Trye, Charles Brandon

, a learned surgeon, and senior surgeon of the county-infirmary, Gloucester, was descended from the ancient family of Trye, of Hardwick, co. Gloucester, and was born Aug. 21, 1757. He married Mary, elder daughter of the rev. Samuel Lysons, rector of Rodmarton, by whom he left three sons and five daughters; and was consequently related to the two celebrated antiquaries. In 1797, he succeeded to a considerable estate; consisting of the manor, advowson, and chief landed property in the parish of Leckhampton, near Cheltenham, under the will of his cousin, Henry Norwood, esq whose family had possessed them for many generations. This gentleman will be long regretted, not only as a surgeon, but as a man extremely useful in various undertakings of national concern, such as rail-roads, canals, &c. in the planning of which he evinced great genius. As a surgeon, his practice was extensive, and his success great. Many arduous and difficult operations he performed, which ended in perfect cures, after others of eminence had shrunk from the undertakings. His operations were conceived and executed from a perfect knowledge of the structure of the human body, attained by a well-grounded education, and constant intense study through life. He was educated under the eminent surgeon, Mr. Russell, of Worcester; then studied under John Hunter; was house-surgeon“to the | Westminster Infirmary, and afterwards assistant to the very ingenious and scientific Sheldon. He was for some time house-surgeon and apothecary to the infirmary in Gloucester. Shortly after he quitted that situation, he was elected surgeon to that charity, an office which he filled for near thirty years, discharging its duties with great credit to himself; while those placed under his care were sensible of the advantages they possessed from his assiduous attention to their sufferings. He trained up several surgeons, many of whom are exercising the medical profession in various parts of the kingdom, with credit to their preceptor, honour to themselves, and utility to mankind. As an author he was well known to the literary part of the medical world, and published: 1.” Remarks on Morbid Retentions of Urine,“1784. 2.” Review of Jesse Foot’s Observations on the Venereal Disease,“(being an answer to his attack on John Hunter,) 1787. 3.” An Essay on the swelling of the lower Extremities incident to Lying-in Women,“1792. 4.” Illustrations of some of the Injuries to which the lower Limbs are exposed,“(with plates), 1802. 5.” Essay on some of the Stages of the Operation of Cutting for the Stone,“1811. 6.” An Essay on Aneurisms," in Latin, was far advanced in the press several years ago, but was laid aside, and not quite completed at the author’s death.

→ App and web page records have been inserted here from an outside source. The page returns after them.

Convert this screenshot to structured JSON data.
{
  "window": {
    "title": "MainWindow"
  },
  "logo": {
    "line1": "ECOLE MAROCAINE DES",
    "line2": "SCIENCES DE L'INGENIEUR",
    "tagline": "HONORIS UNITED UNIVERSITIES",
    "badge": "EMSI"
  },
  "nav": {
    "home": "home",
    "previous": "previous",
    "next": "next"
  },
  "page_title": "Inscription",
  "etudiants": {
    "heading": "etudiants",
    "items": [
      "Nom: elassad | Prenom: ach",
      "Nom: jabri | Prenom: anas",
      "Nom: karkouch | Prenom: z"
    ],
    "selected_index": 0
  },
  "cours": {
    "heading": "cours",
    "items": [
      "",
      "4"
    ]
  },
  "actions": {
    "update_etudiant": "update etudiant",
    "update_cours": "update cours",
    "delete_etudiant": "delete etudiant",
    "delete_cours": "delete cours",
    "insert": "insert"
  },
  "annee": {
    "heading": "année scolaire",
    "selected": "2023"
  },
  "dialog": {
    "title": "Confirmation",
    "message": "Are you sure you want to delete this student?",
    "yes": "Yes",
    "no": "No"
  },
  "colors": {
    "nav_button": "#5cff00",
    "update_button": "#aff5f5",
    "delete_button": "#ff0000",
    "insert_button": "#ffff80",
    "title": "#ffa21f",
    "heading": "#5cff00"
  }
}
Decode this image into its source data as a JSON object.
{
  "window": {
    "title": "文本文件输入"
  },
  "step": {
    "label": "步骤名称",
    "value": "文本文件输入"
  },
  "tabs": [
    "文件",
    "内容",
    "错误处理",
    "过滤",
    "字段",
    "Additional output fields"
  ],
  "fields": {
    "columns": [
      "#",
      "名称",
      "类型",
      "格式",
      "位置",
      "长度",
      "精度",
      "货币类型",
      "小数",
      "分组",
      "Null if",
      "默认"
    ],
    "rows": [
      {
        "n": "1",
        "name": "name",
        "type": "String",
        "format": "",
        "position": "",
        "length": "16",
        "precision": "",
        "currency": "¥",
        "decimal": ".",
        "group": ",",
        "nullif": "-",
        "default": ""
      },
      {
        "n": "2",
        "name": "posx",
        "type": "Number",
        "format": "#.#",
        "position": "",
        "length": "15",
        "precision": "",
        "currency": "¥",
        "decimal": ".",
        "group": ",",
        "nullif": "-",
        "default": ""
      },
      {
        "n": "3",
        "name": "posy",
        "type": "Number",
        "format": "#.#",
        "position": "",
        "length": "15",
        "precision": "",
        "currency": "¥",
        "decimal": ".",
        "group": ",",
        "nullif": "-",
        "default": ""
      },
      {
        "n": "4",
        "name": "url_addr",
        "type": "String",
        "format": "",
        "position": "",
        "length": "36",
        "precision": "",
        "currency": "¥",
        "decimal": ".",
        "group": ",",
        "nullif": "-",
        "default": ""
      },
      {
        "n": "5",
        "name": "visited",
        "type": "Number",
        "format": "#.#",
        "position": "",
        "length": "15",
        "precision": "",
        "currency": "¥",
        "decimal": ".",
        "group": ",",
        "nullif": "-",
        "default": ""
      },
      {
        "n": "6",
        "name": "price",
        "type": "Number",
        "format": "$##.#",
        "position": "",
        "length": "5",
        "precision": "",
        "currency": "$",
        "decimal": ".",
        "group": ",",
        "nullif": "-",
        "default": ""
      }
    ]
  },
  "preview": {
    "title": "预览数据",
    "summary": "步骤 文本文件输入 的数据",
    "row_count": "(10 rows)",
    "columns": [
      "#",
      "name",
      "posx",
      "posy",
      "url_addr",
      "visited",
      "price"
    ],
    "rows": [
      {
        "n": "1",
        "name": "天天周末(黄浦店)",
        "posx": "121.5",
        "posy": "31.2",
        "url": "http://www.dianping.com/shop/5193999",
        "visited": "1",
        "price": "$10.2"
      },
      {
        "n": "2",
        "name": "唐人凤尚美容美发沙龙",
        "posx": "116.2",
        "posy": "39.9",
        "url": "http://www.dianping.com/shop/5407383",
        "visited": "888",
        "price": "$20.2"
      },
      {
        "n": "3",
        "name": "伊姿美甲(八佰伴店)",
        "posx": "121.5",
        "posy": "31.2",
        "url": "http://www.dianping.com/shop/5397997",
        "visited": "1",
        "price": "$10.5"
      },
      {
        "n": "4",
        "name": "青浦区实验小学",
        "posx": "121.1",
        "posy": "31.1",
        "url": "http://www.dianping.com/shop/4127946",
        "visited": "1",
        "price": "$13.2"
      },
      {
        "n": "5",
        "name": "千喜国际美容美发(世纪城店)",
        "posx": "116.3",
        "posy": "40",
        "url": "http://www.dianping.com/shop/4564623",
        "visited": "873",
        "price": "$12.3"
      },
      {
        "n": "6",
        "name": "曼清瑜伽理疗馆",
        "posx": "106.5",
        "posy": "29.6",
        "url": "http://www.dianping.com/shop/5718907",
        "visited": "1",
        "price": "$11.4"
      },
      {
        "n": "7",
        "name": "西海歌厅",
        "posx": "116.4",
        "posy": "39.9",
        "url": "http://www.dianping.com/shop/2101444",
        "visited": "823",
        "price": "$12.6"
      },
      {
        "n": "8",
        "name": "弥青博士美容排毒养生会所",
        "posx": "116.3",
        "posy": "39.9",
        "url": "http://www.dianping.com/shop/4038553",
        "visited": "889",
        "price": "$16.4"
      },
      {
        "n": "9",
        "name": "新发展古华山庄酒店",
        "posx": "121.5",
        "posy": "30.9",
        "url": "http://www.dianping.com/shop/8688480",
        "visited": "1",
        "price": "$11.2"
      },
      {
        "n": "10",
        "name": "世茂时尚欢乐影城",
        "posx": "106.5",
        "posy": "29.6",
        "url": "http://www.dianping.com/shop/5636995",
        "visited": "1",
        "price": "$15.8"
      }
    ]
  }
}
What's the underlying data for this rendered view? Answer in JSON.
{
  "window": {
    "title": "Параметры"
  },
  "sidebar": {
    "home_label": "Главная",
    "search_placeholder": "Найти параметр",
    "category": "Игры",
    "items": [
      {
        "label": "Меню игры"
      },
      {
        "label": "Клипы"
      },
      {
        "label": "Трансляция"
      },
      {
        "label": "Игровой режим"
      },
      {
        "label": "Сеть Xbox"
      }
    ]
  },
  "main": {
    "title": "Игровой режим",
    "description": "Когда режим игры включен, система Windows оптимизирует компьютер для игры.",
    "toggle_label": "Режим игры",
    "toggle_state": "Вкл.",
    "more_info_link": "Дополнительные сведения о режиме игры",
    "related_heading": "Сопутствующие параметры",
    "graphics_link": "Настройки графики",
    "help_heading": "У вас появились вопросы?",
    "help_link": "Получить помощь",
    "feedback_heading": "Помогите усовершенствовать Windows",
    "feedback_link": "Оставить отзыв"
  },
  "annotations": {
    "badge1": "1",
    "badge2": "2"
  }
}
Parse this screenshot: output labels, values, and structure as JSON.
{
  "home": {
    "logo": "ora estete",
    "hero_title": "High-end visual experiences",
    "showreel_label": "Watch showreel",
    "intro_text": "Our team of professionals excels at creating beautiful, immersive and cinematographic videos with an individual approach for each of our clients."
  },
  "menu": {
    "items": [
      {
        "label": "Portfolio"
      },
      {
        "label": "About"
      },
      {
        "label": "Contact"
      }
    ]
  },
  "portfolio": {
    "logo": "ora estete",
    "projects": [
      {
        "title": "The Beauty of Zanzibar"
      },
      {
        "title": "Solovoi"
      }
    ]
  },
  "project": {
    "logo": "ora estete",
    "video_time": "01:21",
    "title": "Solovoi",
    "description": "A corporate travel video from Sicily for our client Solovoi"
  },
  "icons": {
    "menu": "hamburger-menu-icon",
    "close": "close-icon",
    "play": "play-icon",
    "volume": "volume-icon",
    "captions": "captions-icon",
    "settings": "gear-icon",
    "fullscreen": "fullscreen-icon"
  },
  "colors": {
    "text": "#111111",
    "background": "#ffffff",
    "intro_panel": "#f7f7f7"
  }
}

He has left several interesting cases, and other observations, in manuscript; and many of his papers of a miscellaneous nature, connected with the profession, are to be found in various periodical publications. He was a steady friend and promoter of the Vaccine inoculation. 1


Gent. Mag. vol. LXXXI.